Records drawn from a dataset
==========

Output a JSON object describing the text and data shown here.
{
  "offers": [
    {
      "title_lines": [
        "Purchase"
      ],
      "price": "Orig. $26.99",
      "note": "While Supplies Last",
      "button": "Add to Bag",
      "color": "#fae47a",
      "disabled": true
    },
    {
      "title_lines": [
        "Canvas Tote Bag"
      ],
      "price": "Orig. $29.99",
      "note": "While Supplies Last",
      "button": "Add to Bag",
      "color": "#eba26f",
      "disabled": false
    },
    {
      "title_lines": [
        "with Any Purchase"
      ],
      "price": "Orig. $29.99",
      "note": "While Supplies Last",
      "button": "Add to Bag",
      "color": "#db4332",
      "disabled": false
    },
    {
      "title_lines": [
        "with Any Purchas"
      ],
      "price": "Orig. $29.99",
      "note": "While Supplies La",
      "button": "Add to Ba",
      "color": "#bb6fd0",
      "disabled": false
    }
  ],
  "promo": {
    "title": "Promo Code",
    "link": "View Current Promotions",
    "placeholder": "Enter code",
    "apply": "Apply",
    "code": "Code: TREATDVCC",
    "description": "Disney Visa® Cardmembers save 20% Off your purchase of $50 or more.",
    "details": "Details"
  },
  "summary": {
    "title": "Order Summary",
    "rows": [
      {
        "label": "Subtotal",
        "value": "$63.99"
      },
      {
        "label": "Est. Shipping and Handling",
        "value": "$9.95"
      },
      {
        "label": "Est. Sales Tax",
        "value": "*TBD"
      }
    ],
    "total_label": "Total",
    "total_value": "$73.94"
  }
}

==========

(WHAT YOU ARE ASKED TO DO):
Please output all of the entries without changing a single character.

(TASK ANSWER):
Output a JSON object describing the text and data shown here.
{
  "offers": [
    {
      "title_lines": [
        "Purchase"
      ],
      "price": "Orig. $26.99",
      "note": "While Supplies Last",
      "button": "Add to Bag",
      "color": "#fae47a",
      "disabled": true
    },
    {
      "title_lines": [
        "Canvas Tote Bag"
      ],
      "price": "Orig. $29.99",
      "note": "While Supplies Last",
      "button": "Add to Bag",
      "color": "#eba26f",
      "disabled": false
    },
    {
      "title_lines": [
        "with Any Purchase"
      ],
      "price": "Orig. $29.99",
      "note": "While Supplies Last",
      "button": "Add to Bag",
      "color": "#db4332",
      "disabled": false
    },
    {
      "title_lines": [
        "with Any Purchas"
      ],
      "price": "Orig. $29.99",
      "note": "While Supplies La",
      "button": "Add to Ba",
      "color": "#bb6fd0",
      "disabled": false
    }
  ],
  "promo": {
    "title": "Promo Code",
    "link": "View Current Promotions",
    "placeholder": "Enter code",
    "apply": "Apply",
    "code": "Code: TREATDVCC",
    "description": "Disney Visa® Cardmembers save 20% Off your purchase of $50 or more.",
    "details": "Details"
  },
  "summary": {
    "title": "Order Summary",
    "rows": [
      {
        "label": "Subtotal",
        "value": "$63.99"
      },
      {
        "label": "Est. Shipping and Handling",
        "value": "$9.95"
      },
      {
        "label": "Est. Sales Tax",
        "value": "*TBD"
      }
    ],
    "total_label": "Total",
    "total_value": "$73.94"
  }
}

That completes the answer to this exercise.